**Exercise details**.
Identify and pull out each line of the entries in which "todo" occurs.

-- Opening Marker --

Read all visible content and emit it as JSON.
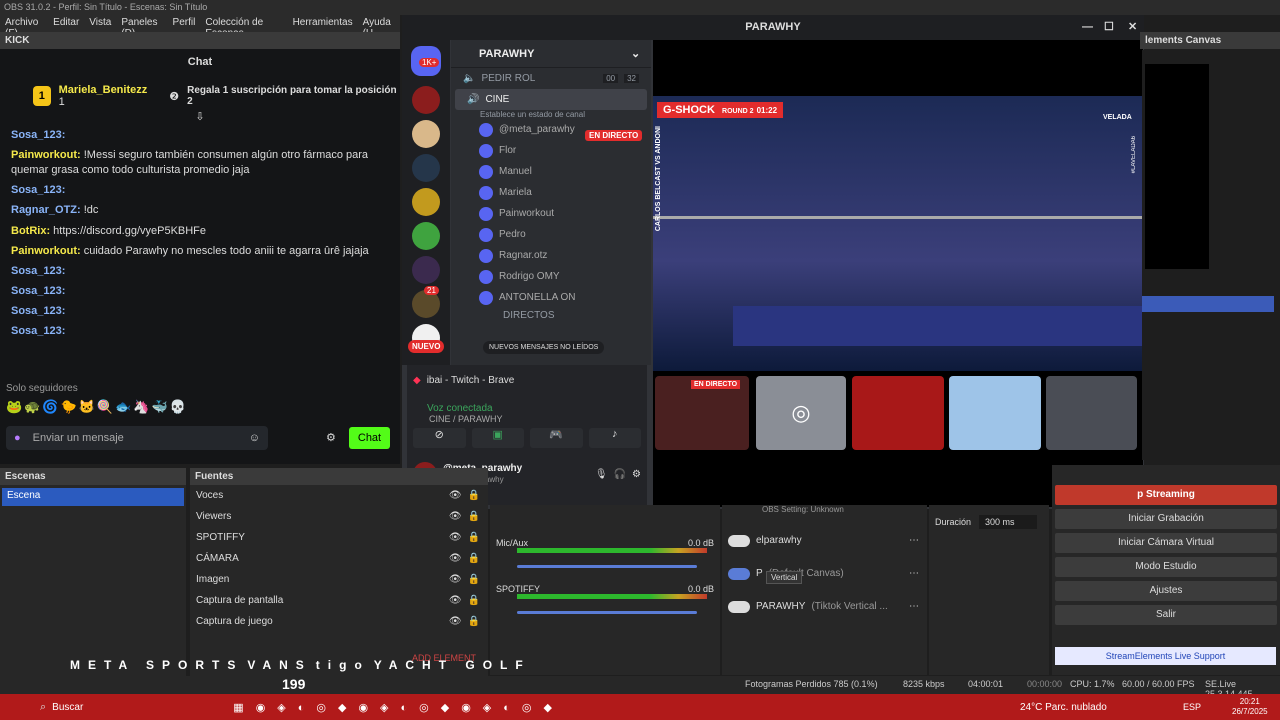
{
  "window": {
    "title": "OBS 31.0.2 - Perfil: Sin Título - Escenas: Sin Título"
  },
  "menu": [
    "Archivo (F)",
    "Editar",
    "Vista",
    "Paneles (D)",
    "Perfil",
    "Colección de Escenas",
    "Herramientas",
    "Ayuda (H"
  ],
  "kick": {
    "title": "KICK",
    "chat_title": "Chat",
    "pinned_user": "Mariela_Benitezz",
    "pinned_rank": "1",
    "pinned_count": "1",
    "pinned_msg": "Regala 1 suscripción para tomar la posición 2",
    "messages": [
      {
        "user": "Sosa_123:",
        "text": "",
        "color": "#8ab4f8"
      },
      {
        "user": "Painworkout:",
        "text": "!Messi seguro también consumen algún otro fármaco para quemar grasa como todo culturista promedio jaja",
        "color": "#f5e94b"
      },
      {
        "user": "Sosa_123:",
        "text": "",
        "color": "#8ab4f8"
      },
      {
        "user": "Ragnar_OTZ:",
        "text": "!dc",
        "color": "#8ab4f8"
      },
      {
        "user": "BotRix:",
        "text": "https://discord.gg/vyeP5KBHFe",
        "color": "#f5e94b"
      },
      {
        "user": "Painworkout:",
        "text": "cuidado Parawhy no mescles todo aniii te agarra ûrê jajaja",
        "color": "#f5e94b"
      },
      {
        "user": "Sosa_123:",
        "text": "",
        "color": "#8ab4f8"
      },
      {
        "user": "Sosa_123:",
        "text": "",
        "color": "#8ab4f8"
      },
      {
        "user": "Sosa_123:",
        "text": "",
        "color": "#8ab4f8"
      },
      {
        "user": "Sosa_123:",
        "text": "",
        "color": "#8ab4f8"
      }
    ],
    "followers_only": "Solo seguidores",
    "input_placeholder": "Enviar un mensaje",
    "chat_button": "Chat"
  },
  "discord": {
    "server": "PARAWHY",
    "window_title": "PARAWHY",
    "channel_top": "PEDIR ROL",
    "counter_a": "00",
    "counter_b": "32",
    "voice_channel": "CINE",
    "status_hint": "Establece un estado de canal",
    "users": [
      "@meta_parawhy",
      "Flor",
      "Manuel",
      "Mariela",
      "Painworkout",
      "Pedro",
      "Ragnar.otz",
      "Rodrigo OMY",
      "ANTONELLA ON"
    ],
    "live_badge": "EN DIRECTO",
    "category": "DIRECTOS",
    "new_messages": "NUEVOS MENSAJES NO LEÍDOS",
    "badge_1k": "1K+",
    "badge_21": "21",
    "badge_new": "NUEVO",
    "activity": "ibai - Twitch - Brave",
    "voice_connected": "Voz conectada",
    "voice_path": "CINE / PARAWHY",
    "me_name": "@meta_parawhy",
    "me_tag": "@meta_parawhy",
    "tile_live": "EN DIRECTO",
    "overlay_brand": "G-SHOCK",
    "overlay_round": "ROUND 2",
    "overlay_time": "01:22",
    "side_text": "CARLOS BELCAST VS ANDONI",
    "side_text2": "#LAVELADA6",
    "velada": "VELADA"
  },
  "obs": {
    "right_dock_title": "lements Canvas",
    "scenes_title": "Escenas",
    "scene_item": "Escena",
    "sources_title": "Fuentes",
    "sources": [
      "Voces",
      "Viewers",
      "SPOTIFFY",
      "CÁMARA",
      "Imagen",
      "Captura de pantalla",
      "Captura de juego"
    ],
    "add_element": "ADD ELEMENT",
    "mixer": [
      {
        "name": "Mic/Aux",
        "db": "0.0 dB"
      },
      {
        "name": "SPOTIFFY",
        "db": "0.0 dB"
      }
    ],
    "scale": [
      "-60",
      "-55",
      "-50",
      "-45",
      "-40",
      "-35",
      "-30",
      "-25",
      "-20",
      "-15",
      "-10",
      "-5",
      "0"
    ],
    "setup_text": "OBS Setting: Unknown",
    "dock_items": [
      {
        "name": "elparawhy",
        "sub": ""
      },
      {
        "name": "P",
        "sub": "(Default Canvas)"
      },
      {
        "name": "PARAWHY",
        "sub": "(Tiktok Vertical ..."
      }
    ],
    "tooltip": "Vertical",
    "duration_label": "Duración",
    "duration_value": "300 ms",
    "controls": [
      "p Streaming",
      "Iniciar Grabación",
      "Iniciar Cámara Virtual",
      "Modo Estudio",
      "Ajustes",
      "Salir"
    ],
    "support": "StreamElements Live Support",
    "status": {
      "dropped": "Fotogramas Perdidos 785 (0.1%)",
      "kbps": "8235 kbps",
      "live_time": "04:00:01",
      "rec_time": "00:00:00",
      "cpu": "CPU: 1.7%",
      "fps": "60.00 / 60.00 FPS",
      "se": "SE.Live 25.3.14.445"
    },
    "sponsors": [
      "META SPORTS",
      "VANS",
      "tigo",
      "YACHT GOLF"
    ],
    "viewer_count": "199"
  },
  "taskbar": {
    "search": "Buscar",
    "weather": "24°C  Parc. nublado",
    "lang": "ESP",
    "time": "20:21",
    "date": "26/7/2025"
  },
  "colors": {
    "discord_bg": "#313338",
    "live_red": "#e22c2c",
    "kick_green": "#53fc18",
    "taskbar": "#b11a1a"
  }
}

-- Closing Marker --
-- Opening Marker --

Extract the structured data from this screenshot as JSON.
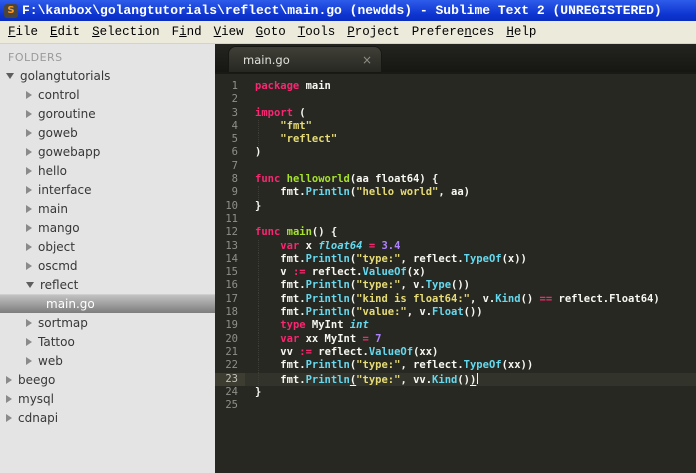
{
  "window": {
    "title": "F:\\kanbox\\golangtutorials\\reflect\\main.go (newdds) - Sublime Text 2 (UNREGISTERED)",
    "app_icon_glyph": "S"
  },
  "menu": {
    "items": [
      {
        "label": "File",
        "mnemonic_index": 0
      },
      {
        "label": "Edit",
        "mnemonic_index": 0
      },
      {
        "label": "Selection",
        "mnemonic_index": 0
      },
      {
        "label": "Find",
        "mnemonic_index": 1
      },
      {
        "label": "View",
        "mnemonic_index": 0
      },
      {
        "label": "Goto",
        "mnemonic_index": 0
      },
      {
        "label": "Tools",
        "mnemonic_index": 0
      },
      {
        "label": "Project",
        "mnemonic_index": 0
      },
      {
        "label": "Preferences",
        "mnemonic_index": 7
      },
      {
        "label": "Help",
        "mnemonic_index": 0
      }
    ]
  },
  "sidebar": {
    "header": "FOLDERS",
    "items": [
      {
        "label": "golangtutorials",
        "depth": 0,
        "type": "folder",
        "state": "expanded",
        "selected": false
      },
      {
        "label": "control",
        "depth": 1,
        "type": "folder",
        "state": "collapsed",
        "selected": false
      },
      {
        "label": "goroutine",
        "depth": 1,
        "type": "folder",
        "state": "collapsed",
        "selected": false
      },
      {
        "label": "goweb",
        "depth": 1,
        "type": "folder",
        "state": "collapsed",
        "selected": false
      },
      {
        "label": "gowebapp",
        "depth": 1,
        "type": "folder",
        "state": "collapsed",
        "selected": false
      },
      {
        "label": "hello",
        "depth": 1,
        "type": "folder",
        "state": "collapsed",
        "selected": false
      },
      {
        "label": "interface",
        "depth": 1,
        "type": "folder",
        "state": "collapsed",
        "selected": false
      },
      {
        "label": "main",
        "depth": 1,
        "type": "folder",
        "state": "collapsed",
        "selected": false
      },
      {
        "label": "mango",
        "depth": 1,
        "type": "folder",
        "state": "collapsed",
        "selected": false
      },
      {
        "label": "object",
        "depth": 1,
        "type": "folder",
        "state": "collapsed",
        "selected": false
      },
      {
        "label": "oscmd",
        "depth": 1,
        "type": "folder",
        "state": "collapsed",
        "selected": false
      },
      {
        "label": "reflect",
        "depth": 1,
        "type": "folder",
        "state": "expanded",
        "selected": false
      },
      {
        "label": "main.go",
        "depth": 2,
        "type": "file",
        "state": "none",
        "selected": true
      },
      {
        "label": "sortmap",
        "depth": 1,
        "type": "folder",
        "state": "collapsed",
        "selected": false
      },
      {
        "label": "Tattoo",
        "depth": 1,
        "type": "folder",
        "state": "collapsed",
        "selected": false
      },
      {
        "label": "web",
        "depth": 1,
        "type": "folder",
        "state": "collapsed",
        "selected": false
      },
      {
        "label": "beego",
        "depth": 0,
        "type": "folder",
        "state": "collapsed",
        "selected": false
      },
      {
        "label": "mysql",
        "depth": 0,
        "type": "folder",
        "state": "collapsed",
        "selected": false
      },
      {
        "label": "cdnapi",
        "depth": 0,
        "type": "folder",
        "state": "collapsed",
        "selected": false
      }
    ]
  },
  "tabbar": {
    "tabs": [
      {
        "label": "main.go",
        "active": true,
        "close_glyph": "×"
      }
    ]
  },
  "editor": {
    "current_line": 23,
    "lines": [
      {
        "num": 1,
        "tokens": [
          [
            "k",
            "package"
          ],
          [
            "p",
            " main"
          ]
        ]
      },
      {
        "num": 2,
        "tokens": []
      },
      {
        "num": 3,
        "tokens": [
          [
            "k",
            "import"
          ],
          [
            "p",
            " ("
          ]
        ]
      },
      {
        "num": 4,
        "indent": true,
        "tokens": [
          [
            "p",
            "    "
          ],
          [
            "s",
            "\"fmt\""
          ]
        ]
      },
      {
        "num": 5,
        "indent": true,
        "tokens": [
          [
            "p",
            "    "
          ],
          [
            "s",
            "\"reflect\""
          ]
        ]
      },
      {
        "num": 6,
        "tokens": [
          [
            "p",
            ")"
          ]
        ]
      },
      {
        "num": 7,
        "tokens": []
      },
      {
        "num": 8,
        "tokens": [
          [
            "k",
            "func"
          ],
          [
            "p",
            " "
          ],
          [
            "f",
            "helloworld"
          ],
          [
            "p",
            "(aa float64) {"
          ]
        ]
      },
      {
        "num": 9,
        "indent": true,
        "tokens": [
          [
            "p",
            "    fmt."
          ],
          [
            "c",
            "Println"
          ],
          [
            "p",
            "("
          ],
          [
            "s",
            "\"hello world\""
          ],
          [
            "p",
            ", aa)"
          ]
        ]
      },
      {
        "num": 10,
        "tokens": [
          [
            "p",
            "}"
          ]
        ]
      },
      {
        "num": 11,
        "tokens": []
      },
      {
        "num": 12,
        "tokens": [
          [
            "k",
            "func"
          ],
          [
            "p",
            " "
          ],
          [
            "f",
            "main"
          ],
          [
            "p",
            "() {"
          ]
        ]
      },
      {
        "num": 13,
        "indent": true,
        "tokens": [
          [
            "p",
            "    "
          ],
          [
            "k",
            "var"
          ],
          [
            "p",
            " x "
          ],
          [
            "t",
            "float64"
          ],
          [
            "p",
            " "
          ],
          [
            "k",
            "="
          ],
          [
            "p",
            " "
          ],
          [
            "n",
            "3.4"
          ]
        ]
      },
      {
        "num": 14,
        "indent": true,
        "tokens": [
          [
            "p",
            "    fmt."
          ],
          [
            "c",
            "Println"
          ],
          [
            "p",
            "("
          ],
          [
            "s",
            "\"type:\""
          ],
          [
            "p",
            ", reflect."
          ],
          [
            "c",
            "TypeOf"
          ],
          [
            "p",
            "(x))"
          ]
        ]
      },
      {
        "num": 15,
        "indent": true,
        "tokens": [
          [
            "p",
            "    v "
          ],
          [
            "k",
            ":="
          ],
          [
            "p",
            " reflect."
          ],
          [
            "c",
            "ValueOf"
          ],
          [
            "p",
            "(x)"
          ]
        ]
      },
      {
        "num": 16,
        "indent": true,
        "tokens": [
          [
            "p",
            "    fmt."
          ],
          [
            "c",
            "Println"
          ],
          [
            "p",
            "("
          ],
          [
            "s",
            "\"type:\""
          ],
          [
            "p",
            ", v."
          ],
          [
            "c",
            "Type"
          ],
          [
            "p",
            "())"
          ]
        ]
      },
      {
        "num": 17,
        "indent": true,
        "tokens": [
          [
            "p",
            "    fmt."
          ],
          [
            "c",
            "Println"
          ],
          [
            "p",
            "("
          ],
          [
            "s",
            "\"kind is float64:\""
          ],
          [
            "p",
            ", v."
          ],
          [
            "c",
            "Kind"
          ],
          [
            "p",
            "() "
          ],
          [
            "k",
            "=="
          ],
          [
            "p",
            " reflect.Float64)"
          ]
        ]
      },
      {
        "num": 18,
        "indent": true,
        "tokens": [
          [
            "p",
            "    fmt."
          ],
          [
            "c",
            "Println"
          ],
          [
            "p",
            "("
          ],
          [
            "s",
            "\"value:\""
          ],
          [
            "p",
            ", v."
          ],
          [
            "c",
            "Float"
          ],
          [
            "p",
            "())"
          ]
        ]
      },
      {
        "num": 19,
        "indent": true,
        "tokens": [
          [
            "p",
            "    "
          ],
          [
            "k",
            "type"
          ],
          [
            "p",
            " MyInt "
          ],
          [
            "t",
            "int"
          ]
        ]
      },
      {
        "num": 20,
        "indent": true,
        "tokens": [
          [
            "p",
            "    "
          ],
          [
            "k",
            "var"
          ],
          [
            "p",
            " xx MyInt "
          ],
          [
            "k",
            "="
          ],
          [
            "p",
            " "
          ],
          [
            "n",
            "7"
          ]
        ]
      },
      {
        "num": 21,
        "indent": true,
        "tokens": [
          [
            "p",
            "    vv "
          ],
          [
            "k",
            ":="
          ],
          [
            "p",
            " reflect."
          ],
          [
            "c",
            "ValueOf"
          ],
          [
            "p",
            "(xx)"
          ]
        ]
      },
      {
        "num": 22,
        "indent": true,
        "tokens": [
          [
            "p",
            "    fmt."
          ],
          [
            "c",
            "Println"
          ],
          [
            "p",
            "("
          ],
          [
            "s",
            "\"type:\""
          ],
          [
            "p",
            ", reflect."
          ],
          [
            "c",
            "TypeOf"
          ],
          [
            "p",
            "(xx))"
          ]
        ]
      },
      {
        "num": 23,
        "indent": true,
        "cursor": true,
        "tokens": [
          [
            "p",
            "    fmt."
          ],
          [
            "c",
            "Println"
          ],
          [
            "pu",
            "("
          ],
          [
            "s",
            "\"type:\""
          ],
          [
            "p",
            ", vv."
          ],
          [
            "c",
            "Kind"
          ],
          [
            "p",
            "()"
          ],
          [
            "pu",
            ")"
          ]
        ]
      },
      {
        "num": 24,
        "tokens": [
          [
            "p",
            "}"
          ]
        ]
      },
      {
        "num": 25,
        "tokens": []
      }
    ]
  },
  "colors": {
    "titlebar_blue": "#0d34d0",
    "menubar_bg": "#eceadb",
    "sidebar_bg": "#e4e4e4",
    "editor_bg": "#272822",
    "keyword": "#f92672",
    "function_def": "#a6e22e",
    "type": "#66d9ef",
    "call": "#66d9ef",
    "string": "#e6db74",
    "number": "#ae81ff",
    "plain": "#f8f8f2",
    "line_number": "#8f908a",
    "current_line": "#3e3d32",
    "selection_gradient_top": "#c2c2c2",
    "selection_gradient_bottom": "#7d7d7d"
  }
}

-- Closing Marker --
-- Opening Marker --

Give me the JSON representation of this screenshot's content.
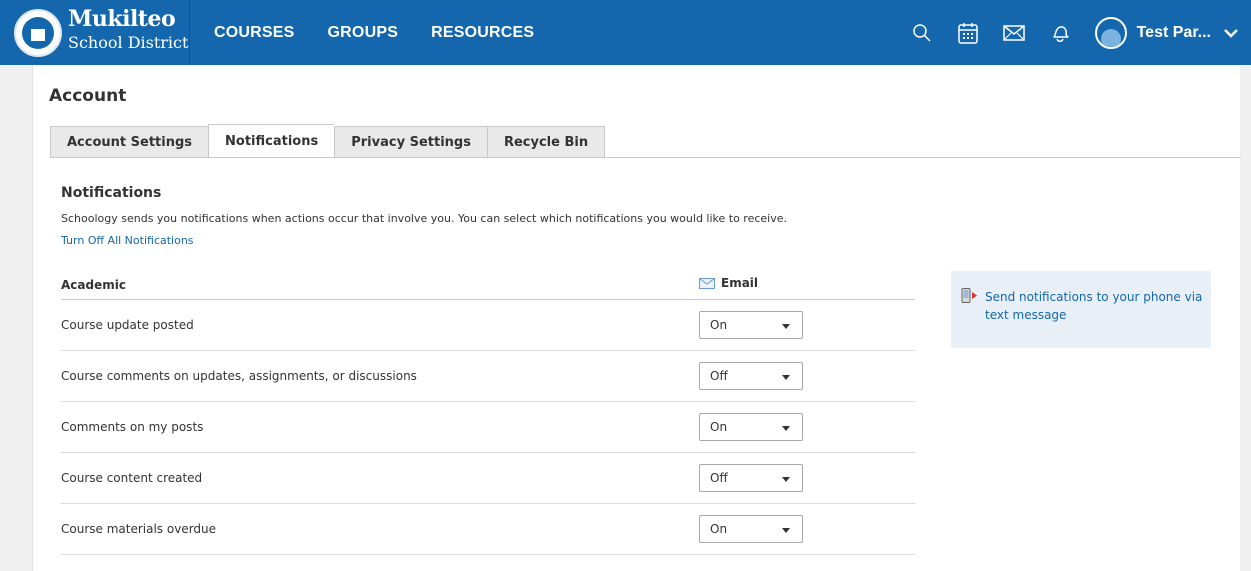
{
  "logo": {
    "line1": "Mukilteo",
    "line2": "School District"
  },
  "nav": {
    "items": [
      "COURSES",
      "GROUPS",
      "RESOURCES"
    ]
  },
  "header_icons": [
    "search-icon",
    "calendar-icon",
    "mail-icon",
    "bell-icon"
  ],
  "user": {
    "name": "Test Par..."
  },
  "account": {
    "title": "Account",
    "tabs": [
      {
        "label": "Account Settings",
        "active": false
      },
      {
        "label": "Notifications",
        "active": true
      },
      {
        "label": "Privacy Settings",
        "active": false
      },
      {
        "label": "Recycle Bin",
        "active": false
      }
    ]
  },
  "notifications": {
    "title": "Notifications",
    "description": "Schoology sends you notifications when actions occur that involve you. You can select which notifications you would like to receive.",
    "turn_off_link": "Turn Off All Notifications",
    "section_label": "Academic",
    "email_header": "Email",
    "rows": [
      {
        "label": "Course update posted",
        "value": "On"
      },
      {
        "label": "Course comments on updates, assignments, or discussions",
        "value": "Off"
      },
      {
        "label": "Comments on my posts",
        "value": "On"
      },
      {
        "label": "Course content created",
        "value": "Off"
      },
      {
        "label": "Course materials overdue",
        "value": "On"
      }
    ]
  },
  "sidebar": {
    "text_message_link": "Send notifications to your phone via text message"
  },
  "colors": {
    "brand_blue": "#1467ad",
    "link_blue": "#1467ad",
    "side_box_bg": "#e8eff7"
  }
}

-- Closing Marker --

**Expected answer**.
        "text": "!Messi seguro también consumen algún otro fármaco para quemar grasa como todo culturista promedio jaja",
        "text": "cuidado Parawhy no mescles todo aniii te agarra ûrê jajaja",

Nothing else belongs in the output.